Records from a data collection:
::::::

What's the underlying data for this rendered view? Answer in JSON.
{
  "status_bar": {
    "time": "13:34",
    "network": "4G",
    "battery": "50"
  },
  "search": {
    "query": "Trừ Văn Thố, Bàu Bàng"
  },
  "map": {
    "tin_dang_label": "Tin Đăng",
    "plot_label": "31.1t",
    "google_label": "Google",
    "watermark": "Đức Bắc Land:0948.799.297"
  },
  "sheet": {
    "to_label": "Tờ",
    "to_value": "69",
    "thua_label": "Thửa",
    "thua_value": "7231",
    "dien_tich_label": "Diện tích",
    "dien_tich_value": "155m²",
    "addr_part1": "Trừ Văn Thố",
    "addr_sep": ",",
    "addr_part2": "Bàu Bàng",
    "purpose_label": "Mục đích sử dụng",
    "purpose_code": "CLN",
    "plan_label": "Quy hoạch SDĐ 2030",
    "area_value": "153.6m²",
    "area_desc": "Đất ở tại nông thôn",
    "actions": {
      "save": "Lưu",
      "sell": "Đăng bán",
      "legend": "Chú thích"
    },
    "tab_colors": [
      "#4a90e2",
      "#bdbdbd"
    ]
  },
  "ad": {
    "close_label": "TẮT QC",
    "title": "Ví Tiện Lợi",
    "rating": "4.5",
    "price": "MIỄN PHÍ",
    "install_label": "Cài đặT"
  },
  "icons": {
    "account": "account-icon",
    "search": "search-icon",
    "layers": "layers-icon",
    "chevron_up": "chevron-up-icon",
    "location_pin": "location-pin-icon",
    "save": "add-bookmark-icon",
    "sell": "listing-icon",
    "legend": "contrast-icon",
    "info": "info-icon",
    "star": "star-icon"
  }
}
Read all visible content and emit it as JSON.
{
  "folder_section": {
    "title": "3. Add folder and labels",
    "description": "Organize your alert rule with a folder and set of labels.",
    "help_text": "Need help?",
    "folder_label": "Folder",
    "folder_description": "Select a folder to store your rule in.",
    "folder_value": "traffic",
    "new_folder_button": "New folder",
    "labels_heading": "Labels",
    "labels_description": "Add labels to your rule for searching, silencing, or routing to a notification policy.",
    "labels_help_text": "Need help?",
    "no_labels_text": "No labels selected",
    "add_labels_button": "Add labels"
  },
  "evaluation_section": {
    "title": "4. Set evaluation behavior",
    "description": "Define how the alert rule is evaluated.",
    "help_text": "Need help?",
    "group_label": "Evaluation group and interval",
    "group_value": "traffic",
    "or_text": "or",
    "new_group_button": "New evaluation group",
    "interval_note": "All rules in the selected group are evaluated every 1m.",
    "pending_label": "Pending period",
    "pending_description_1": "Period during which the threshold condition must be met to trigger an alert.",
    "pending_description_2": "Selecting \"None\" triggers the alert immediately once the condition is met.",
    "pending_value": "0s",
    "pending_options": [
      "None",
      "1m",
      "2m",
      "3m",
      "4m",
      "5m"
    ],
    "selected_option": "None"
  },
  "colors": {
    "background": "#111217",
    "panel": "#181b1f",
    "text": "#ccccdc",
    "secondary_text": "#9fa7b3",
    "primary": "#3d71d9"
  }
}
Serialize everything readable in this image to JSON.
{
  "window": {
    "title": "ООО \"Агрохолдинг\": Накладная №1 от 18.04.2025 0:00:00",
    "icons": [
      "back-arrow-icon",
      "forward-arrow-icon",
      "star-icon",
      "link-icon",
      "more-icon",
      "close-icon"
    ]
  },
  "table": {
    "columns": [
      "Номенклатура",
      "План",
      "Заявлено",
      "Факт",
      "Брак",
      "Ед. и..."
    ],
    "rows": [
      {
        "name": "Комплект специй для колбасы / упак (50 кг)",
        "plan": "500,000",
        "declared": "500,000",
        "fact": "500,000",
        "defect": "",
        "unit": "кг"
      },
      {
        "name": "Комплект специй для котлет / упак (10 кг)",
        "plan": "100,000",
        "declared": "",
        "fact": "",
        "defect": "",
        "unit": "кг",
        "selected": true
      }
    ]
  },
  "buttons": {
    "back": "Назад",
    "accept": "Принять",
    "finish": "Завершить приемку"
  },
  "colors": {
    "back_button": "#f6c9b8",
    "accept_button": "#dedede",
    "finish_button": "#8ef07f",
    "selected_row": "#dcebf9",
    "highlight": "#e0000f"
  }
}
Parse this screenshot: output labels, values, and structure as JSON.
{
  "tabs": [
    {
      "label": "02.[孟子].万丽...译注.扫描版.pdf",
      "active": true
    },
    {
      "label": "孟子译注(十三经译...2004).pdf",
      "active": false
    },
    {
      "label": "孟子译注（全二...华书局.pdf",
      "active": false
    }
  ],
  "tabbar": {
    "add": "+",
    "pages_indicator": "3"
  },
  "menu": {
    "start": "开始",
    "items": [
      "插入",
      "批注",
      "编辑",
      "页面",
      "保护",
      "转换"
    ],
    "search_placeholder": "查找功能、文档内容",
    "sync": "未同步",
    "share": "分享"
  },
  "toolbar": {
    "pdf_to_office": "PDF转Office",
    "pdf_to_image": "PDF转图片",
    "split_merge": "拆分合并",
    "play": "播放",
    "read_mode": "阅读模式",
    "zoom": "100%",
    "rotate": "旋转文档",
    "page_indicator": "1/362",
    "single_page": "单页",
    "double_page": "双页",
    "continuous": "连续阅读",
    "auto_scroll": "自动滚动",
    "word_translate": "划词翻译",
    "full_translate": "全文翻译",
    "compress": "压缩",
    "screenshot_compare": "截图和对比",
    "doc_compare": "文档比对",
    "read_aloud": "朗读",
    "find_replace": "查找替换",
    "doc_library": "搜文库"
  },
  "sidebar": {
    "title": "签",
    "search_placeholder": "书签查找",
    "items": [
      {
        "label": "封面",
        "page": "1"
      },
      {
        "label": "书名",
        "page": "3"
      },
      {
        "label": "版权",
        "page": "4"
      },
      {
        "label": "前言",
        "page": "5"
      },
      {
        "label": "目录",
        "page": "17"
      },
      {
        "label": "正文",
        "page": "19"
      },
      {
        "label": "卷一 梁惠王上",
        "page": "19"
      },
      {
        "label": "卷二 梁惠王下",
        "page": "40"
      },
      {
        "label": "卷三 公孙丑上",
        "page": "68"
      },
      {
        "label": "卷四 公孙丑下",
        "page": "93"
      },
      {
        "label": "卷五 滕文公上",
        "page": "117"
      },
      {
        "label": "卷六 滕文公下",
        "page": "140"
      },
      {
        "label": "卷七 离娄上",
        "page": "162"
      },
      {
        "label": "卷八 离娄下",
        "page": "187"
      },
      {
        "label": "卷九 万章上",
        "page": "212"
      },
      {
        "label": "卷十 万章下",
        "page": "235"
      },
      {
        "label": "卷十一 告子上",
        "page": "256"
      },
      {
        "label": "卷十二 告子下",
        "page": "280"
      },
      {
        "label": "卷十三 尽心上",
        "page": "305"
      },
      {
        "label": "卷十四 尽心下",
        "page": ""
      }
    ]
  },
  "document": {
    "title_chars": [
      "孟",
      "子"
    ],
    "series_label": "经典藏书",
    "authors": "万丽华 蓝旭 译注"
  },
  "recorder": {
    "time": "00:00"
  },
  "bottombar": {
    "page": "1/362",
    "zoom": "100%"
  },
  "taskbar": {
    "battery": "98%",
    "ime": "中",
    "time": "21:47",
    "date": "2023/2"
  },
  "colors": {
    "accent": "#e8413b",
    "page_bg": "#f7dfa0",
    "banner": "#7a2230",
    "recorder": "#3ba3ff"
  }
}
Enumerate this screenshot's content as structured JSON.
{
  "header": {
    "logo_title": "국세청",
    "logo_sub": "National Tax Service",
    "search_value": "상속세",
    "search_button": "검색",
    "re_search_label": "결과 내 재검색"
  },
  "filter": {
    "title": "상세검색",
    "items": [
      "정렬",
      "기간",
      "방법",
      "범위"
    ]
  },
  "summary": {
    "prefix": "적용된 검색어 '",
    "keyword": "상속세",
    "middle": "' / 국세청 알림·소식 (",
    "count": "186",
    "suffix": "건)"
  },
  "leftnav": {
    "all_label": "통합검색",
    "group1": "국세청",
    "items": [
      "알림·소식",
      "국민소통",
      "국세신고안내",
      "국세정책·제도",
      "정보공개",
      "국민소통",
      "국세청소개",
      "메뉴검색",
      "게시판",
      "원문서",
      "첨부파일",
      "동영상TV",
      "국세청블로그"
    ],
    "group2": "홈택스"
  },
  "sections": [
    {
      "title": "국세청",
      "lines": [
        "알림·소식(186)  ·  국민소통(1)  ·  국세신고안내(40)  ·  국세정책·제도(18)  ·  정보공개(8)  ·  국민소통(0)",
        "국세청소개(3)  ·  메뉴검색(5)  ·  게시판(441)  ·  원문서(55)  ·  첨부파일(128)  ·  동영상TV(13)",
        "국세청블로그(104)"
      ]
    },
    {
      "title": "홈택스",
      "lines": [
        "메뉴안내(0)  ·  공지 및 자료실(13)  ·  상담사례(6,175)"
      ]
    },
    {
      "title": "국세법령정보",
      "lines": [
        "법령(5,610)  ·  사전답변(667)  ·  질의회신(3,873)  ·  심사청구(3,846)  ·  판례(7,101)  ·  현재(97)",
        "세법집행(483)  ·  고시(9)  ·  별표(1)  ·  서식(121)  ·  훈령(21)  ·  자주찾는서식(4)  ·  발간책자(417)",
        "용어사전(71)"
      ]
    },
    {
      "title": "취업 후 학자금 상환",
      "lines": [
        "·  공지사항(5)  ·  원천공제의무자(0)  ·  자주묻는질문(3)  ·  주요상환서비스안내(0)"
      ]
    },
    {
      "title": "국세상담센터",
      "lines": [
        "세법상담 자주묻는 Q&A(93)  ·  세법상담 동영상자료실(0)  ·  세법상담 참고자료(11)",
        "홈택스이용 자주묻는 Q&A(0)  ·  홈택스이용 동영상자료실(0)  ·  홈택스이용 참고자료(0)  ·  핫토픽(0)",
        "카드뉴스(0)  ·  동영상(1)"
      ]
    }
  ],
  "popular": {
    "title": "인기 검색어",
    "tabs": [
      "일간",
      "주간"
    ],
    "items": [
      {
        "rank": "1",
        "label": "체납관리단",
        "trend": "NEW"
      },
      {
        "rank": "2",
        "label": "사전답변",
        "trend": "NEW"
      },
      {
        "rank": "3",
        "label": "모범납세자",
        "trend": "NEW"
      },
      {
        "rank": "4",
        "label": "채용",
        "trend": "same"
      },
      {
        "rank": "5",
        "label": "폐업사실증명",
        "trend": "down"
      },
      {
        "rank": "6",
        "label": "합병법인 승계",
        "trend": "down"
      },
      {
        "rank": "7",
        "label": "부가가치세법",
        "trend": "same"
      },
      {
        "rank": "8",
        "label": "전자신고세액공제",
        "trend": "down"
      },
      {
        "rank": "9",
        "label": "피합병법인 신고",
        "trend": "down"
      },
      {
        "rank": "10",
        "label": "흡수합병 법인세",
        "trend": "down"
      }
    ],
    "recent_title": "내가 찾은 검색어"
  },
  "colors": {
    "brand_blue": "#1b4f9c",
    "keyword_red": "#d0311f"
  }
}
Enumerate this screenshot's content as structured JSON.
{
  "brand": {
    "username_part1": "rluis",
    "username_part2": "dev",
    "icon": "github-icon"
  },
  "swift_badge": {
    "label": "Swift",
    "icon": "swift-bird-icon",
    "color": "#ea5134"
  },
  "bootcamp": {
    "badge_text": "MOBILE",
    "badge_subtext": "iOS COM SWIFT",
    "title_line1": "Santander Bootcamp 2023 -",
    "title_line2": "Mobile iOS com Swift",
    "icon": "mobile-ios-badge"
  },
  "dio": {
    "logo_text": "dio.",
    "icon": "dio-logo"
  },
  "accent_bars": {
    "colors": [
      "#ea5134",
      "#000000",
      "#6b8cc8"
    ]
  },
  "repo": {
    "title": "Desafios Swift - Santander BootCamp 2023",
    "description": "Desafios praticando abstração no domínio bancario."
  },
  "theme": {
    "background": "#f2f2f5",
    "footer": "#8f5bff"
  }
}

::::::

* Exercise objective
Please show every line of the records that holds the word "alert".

* Final answer
    "description": "Organize your alert rule with a folder and set of labels.",
    "description": "Define how the alert rule is evaluated.",
    "pending_description_1": "Period during which the threshold condition must be met to trigger an alert.",
    "pending_description_2": "Selecting \"None\" triggers the alert immediately once the condition is met.",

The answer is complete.